| Record extracts |
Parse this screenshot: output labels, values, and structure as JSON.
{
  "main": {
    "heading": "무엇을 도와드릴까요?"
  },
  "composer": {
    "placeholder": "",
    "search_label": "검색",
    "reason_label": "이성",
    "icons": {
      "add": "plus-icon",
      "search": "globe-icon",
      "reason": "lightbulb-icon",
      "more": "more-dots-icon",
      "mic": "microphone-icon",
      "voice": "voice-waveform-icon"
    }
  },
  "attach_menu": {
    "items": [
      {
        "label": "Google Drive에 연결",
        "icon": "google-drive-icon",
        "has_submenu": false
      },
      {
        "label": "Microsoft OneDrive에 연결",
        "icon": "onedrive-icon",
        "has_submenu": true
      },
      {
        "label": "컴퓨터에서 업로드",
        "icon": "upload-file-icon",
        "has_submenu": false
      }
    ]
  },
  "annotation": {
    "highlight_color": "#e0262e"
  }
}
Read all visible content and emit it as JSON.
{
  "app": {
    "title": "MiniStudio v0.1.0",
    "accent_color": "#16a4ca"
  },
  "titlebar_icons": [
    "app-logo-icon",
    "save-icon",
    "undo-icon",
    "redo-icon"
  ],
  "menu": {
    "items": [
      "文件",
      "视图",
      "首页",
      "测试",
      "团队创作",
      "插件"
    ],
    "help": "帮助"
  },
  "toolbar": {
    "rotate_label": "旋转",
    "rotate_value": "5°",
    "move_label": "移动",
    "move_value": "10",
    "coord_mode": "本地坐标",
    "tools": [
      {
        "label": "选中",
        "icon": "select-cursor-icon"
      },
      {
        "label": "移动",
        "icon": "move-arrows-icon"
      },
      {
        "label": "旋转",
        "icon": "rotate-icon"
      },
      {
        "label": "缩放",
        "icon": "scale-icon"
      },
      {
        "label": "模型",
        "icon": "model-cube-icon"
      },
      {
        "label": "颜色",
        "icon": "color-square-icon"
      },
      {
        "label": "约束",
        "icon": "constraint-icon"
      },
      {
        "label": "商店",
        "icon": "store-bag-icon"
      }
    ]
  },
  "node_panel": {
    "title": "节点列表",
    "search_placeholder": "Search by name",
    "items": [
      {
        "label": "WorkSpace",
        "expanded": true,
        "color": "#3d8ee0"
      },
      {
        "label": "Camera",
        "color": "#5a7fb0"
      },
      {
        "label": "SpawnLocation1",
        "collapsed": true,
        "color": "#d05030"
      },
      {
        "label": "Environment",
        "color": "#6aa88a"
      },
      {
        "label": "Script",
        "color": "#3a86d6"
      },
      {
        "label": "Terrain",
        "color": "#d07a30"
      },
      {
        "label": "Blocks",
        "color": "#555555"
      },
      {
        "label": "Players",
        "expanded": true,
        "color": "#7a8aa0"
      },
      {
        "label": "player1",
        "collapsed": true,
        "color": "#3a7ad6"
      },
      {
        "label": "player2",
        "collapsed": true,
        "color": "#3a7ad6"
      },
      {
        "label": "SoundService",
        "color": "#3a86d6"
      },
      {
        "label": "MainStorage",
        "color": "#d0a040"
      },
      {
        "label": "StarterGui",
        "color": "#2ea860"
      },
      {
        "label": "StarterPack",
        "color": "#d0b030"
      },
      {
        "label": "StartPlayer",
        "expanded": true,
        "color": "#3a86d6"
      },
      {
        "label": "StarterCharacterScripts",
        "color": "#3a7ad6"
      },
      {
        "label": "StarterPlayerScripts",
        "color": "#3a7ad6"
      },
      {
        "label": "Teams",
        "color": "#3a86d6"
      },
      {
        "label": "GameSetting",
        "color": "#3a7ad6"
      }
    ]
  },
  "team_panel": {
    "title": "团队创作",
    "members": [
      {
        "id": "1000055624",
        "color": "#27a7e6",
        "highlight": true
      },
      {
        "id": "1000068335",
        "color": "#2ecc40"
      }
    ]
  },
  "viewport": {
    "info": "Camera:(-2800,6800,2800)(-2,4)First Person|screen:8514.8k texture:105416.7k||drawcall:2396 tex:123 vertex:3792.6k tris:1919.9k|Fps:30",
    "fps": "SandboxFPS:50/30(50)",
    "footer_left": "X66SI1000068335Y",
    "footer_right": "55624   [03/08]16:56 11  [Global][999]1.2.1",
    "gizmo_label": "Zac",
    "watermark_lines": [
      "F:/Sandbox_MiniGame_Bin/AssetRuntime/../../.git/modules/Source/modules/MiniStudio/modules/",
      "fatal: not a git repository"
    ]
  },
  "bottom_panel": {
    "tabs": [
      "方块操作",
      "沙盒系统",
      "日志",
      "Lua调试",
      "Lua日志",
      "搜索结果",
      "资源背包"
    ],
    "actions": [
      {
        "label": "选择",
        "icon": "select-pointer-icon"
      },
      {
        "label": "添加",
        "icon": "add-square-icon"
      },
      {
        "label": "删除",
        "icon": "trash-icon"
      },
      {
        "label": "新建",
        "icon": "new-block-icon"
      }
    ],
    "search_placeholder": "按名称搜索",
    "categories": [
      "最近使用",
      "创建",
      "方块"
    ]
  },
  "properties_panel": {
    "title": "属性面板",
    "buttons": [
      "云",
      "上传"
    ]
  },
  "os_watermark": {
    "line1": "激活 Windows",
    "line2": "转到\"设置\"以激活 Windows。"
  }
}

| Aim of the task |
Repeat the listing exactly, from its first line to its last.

| Reply to the task |
Parse this screenshot: output labels, values, and structure as JSON.
{
  "main": {
    "heading": "무엇을 도와드릴까요?"
  },
  "composer": {
    "placeholder": "",
    "search_label": "검색",
    "reason_label": "이성",
    "icons": {
      "add": "plus-icon",
      "search": "globe-icon",
      "reason": "lightbulb-icon",
      "more": "more-dots-icon",
      "mic": "microphone-icon",
      "voice": "voice-waveform-icon"
    }
  },
  "attach_menu": {
    "items": [
      {
        "label": "Google Drive에 연결",
        "icon": "google-drive-icon",
        "has_submenu": false
      },
      {
        "label": "Microsoft OneDrive에 연결",
        "icon": "onedrive-icon",
        "has_submenu": true
      },
      {
        "label": "컴퓨터에서 업로드",
        "icon": "upload-file-icon",
        "has_submenu": false
      }
    ]
  },
  "annotation": {
    "highlight_color": "#e0262e"
  }
}
Read all visible content and emit it as JSON.
{
  "app": {
    "title": "MiniStudio v0.1.0",
    "accent_color": "#16a4ca"
  },
  "titlebar_icons": [
    "app-logo-icon",
    "save-icon",
    "undo-icon",
    "redo-icon"
  ],
  "menu": {
    "items": [
      "文件",
      "视图",
      "首页",
      "测试",
      "团队创作",
      "插件"
    ],
    "help": "帮助"
  },
  "toolbar": {
    "rotate_label": "旋转",
    "rotate_value": "5°",
    "move_label": "移动",
    "move_value": "10",
    "coord_mode": "本地坐标",
    "tools": [
      {
        "label": "选中",
        "icon": "select-cursor-icon"
      },
      {
        "label": "移动",
        "icon": "move-arrows-icon"
      },
      {
        "label": "旋转",
        "icon": "rotate-icon"
      },
      {
        "label": "缩放",
        "icon": "scale-icon"
      },
      {
        "label": "模型",
        "icon": "model-cube-icon"
      },
      {
        "label": "颜色",
        "icon": "color-square-icon"
      },
      {
        "label": "约束",
        "icon": "constraint-icon"
      },
      {
        "label": "商店",
        "icon": "store-bag-icon"
      }
    ]
  },
  "node_panel": {
    "title": "节点列表",
    "search_placeholder": "Search by name",
    "items": [
      {
        "label": "WorkSpace",
        "expanded": true,
        "color": "#3d8ee0"
      },
      {
        "label": "Camera",
        "color": "#5a7fb0"
      },
      {
        "label": "SpawnLocation1",
        "collapsed": true,
        "color": "#d05030"
      },
      {
        "label": "Environment",
        "color": "#6aa88a"
      },
      {
        "label": "Script",
        "color": "#3a86d6"
      },
      {
        "label": "Terrain",
        "color": "#d07a30"
      },
      {
        "label": "Blocks",
        "color": "#555555"
      },
      {
        "label": "Players",
        "expanded": true,
        "color": "#7a8aa0"
      },
      {
        "label": "player1",
        "collapsed": true,
        "color": "#3a7ad6"
      },
      {
        "label": "player2",
        "collapsed": true,
        "color": "#3a7ad6"
      },
      {
        "label": "SoundService",
        "color": "#3a86d6"
      },
      {
        "label": "MainStorage",
        "color": "#d0a040"
      },
      {
        "label": "StarterGui",
        "color": "#2ea860"
      },
      {
        "label": "StarterPack",
        "color": "#d0b030"
      },
      {
        "label": "StartPlayer",
        "expanded": true,
        "color": "#3a86d6"
      },
      {
        "label": "StarterCharacterScripts",
        "color": "#3a7ad6"
      },
      {
        "label": "StarterPlayerScripts",
        "color": "#3a7ad6"
      },
      {
        "label": "Teams",
        "color": "#3a86d6"
      },
      {
        "label": "GameSetting",
        "color": "#3a7ad6"
      }
    ]
  },
  "team_panel": {
    "title": "团队创作",
    "members": [
      {
        "id": "1000055624",
        "color": "#27a7e6",
        "highlight": true
      },
      {
        "id": "1000068335",
        "color": "#2ecc40"
      }
    ]
  },
  "viewport": {
    "info": "Camera:(-2800,6800,2800)(-2,4)First Person|screen:8514.8k texture:105416.7k||drawcall:2396 tex:123 vertex:3792.6k tris:1919.9k|Fps:30",
    "fps": "SandboxFPS:50/30(50)",
    "footer_left": "X66SI1000068335Y",
    "footer_right": "55624   [03/08]16:56 11  [Global][999]1.2.1",
    "gizmo_label": "Zac",
    "watermark_lines": [
      "F:/Sandbox_MiniGame_Bin/AssetRuntime/../../.git/modules/Source/modules/MiniStudio/modules/",
      "fatal: not a git repository"
    ]
  },
  "bottom_panel": {
    "tabs": [
      "方块操作",
      "沙盒系统",
      "日志",
      "Lua调试",
      "Lua日志",
      "搜索结果",
      "资源背包"
    ],
    "actions": [
      {
        "label": "选择",
        "icon": "select-pointer-icon"
      },
      {
        "label": "添加",
        "icon": "add-square-icon"
      },
      {
        "label": "删除",
        "icon": "trash-icon"
      },
      {
        "label": "新建",
        "icon": "new-block-icon"
      }
    ],
    "search_placeholder": "按名称搜索",
    "categories": [
      "最近使用",
      "创建",
      "方块"
    ]
  },
  "properties_panel": {
    "title": "属性面板",
    "buttons": [
      "云",
      "上传"
    ]
  },
  "os_watermark": {
    "line1": "激活 Windows",
    "line2": "转到\"设置\"以激活 Windows。"
  }
}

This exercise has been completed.